**** Data extracts ****
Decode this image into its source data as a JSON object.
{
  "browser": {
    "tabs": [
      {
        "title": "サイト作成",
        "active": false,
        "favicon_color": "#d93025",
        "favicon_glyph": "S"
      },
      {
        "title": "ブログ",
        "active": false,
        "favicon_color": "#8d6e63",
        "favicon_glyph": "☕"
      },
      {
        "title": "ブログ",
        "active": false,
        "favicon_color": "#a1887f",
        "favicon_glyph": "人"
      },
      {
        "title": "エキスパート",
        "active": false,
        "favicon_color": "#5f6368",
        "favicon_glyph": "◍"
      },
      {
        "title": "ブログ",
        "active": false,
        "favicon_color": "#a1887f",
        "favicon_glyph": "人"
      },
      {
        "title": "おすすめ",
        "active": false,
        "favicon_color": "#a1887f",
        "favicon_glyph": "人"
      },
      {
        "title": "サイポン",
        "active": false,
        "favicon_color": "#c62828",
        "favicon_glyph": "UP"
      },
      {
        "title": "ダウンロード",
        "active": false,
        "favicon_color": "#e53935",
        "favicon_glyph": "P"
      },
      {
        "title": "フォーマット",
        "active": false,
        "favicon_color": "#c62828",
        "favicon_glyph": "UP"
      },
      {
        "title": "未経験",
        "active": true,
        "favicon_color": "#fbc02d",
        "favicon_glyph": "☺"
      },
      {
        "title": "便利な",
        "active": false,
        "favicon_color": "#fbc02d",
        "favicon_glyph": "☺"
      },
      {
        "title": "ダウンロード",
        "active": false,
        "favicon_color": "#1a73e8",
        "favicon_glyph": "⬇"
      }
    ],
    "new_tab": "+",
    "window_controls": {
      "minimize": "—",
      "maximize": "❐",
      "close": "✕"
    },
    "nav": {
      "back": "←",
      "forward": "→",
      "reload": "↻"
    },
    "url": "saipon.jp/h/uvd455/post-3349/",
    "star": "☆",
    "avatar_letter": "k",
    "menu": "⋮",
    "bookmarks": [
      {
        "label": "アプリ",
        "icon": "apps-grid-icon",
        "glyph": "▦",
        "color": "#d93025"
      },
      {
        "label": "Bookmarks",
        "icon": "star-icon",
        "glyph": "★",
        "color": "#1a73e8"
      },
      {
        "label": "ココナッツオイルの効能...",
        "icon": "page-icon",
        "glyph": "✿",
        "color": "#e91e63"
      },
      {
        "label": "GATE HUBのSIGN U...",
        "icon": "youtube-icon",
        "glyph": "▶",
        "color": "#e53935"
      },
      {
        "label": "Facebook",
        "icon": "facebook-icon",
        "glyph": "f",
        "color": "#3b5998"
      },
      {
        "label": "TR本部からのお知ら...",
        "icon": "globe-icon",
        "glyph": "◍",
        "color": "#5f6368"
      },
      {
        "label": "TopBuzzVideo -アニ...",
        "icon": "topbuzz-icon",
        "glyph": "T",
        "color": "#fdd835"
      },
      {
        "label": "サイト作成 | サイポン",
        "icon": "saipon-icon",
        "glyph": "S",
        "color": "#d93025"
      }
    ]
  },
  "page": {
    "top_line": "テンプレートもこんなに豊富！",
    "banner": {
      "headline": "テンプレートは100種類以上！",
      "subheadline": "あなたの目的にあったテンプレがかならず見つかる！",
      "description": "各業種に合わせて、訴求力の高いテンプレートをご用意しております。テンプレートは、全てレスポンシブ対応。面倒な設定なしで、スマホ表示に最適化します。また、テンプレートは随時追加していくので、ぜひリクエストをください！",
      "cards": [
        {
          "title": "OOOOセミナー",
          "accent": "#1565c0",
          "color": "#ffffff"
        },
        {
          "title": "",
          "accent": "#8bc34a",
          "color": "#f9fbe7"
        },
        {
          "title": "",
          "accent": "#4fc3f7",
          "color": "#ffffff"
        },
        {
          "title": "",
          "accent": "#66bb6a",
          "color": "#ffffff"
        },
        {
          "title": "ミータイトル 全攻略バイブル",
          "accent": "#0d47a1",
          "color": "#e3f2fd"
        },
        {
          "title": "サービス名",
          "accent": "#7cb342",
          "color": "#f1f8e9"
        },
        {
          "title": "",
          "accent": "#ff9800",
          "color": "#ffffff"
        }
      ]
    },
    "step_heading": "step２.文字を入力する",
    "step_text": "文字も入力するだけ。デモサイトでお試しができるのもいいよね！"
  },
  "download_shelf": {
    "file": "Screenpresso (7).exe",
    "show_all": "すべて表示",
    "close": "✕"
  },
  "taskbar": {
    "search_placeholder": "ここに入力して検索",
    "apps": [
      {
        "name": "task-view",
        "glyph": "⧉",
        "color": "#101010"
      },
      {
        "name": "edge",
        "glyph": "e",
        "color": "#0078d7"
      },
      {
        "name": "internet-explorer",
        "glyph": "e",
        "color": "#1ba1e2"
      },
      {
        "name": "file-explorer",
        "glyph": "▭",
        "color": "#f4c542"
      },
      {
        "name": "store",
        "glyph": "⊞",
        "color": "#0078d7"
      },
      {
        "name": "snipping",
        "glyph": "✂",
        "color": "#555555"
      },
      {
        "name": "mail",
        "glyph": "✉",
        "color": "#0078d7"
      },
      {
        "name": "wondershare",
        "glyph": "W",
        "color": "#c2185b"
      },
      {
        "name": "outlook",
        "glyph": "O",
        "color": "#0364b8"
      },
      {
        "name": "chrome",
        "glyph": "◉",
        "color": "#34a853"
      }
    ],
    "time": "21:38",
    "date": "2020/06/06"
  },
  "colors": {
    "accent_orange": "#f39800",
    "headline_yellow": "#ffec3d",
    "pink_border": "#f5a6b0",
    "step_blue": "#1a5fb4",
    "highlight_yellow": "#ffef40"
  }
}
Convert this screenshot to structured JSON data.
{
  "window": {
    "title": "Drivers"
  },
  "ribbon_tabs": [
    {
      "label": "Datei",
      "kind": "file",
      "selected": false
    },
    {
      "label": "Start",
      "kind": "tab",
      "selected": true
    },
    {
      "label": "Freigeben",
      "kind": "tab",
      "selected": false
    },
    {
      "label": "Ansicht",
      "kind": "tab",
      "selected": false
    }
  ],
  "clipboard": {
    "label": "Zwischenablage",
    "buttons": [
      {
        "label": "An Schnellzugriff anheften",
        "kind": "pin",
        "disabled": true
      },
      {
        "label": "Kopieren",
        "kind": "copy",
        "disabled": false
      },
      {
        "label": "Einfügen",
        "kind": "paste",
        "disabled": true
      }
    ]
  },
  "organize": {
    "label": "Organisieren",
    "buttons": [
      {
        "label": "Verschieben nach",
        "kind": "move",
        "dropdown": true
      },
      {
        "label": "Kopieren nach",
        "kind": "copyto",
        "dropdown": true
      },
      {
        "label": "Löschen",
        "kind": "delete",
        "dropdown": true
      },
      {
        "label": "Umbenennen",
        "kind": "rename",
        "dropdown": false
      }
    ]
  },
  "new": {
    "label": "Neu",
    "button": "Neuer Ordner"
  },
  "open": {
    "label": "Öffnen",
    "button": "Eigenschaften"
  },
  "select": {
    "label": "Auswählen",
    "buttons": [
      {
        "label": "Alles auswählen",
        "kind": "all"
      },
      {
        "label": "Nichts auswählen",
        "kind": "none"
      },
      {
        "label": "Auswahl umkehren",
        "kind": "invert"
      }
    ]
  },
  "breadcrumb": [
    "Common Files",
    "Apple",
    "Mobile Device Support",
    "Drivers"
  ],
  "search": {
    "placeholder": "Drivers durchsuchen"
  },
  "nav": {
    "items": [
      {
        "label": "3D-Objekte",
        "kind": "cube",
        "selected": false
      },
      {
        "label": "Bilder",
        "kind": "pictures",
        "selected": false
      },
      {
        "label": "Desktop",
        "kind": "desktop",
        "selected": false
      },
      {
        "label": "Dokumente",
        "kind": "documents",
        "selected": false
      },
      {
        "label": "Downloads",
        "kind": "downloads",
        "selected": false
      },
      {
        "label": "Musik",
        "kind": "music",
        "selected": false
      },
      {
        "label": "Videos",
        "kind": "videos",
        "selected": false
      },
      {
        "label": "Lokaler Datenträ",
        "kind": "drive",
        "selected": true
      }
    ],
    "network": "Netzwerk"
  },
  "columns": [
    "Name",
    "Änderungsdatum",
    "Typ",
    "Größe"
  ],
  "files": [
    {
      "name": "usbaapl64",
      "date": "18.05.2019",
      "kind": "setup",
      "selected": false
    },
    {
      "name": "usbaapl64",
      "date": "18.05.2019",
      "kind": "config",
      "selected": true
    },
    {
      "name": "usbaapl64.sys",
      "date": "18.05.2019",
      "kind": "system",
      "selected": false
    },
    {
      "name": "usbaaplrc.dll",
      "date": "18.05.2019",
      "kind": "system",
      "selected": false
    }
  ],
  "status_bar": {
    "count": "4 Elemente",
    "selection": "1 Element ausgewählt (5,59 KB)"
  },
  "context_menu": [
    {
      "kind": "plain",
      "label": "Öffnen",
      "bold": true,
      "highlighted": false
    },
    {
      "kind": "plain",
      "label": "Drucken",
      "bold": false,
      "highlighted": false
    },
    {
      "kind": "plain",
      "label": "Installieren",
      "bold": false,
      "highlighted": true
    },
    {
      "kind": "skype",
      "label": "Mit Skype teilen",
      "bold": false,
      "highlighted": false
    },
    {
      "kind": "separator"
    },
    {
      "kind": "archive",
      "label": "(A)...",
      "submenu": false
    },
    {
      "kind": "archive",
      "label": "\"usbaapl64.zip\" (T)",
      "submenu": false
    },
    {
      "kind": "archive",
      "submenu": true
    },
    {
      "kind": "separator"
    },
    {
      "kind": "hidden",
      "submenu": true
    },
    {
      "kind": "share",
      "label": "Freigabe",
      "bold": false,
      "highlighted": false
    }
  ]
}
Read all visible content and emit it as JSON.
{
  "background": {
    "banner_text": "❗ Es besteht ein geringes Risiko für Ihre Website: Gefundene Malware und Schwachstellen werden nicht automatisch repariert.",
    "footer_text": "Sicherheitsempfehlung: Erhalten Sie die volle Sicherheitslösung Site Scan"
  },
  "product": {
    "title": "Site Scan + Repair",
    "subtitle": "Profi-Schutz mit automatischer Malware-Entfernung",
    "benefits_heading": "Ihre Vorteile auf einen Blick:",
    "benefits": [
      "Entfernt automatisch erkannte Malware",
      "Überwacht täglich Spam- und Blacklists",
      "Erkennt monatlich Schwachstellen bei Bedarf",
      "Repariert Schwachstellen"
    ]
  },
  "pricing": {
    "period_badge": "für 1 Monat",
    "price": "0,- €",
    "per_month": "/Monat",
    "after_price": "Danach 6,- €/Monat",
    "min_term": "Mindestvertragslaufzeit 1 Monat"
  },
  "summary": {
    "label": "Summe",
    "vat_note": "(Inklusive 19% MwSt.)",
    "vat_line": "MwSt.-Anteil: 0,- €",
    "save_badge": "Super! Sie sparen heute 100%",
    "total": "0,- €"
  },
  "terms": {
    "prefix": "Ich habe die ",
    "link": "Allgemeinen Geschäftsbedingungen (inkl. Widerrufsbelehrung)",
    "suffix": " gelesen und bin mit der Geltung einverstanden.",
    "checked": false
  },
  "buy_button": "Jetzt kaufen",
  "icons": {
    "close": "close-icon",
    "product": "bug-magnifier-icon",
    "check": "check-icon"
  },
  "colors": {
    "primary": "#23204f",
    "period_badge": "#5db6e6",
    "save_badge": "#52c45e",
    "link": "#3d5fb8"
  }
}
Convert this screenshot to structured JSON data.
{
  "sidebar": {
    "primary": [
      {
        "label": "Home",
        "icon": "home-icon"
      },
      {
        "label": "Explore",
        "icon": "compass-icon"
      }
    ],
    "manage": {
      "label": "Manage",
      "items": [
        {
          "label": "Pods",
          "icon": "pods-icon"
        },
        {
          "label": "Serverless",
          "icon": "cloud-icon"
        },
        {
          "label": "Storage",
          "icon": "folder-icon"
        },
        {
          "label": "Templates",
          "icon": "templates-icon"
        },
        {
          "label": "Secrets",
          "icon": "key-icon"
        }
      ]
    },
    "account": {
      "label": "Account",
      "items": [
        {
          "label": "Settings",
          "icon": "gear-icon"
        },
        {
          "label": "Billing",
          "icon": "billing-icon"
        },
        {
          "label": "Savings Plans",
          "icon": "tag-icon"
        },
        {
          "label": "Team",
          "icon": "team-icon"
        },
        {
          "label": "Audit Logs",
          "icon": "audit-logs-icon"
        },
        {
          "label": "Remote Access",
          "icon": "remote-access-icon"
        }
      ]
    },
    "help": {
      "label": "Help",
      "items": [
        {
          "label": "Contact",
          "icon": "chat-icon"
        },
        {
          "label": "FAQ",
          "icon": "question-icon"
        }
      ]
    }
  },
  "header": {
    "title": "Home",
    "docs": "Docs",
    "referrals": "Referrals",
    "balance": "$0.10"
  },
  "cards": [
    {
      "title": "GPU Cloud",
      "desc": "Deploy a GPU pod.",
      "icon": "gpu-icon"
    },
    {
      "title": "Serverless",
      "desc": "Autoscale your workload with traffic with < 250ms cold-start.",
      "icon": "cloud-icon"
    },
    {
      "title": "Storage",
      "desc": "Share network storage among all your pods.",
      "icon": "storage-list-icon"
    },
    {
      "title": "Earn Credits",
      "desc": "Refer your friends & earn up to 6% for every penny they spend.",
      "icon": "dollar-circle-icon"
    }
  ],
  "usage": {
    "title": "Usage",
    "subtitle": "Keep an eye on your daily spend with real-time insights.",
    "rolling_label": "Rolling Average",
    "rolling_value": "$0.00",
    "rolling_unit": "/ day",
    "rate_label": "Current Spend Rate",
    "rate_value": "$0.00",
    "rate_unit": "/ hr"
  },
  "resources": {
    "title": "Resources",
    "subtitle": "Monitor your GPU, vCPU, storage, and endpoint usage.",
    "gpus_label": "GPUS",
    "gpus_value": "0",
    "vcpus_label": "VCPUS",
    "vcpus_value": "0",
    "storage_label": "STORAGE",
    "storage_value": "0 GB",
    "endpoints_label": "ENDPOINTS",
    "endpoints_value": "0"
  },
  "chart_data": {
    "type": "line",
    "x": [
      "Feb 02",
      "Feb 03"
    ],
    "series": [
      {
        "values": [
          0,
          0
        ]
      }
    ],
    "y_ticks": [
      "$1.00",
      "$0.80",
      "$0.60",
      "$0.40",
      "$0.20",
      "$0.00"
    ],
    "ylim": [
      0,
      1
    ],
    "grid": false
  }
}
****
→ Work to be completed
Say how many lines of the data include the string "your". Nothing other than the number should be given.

→ Answer to this task
5